1965 Mercedes Ignition Switch Wiring Diagram – Let’s begin by examining the different types and functions of the terminals that are found on the ignition switches. These are the terminals for the Ignition, Coil, or Accessory. Once we know what these kinds of terminals are used for We will then discover the various components of the 1965 Mercedes Ignition Switch Wiring Diagram. We’ll also go over the functions for the Ignition switch and the Coil. Following that, we’ll shift our attention to the Accessory terminals.
Terminals for ignition switches
An ignition switch has three separate switches that feed the battery’s power to various destinations. The first switch supplies the choke with power when it is pushed. The second is the switch that controls the ignition’s ON/OFF positions. Different manufacturers use different colors for different conductors. This is discussed in a separate article. OMC follows this system. A connector is also included inside the ignition switch to allow attaching an to a tachometer.
Although the majority of ignition switch terminals don’t come in original form The numbering might not match the diagram. The first step is to check the continuity of all wires to ensure they are correctly connected to the ignition switches. This can be done with a simple multimeter. After you’ve confirmed the integrity of the wires you can connect the connector. If you are using an ignition switch that is supplied by the manufacturer the wiring loom will be distinct from the one that is in your car.
The first step is to understand the distinctions between the ACC and the auxiliary outputs. The ACC and IGN connectors are the default connections for your ignition switch. The START, IGN, and ACC terminals are the main connections to the radio or stereo, the START/IGN terminals are the most important ones. The ignition switch acts as the engine’s switch to turn off or on. The terminals of older vehicles ignition switches are marked by “ACC” as well as ST (for the individual magneto wires).

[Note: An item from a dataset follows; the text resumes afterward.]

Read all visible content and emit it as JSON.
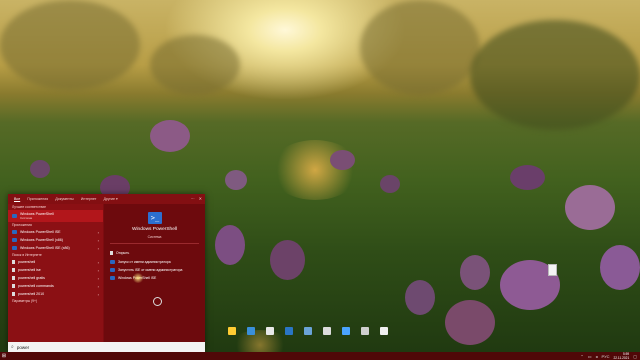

Understanding the terms is the initial step to finding out what kind of ignition coil you’ve got. The diagram of the basic ignition wiring illustrates a variety of connections and terminals. There are two primary and secondary connections. The voltage that operates on each coil differs. It is crucial to test the voltage at the S1 (primary terminal). To determine whether it’s a Type A, C, or B coil you must also test S1’s resistance.
The coil with low tension must be connected at the chassis’s minus. This is exactly what you can see on the diagram of wiring. The high-tension supply delivers the spark plugs with positive electricity directly. The aluminum body of the coil needs to be linked to the chassis to prevent it from being smothered but isn’t required. The diagram of the ignition wiring will also show how to connect the positive coil’s terminals. Sometimes, a malfunctioning ignition coil can be identified with a scan at an auto parts shop.
The black-and-white-striped wire from the harness goes to the negative terminal. The other white wire is black and goes to the terminal opposite. The black wire is connected to the contact breaker. To check the connections, you can use a paperclip or a pencil to lift them out of the housing for the plug. It is also important to make sure the terminals don’t bend.
Diagrams of ignition wiring show the different wires that are used to power the car’s various components. Each component is equipped with four distinct connections that are color coded. The red symbol represents accessories, yellow for the battery and green is for the starter solenoid. The “IGN terminal” is used to power the wipers and other operating features. The diagram illustrates how to connect ACC or ST terminals, and other.
The terminal BAT holds the battery. Without the battery, the electrical system does not begin. Furthermore the switch isn’t turned on. You may refer to the wiring diagram if unsure where your car’s batteries are. Your car’s accessory terminals are connected to the ignition switch, as well as the battery. The BAT connector is connected to the battery.
Certain ignition switches come with an additional position in which users can modify their outputs and control them without needing to use the ignition. Customers may want to use the auxiliary output in addition to the ignition. Make use of the additional output by connecting the connector to an ACC terminal on your switch with the same colors. While this is an excellent feature, there’s something you need to know. Most ignition switches are set up to show an ACC status when the vehicle is at either the ACC or START positions.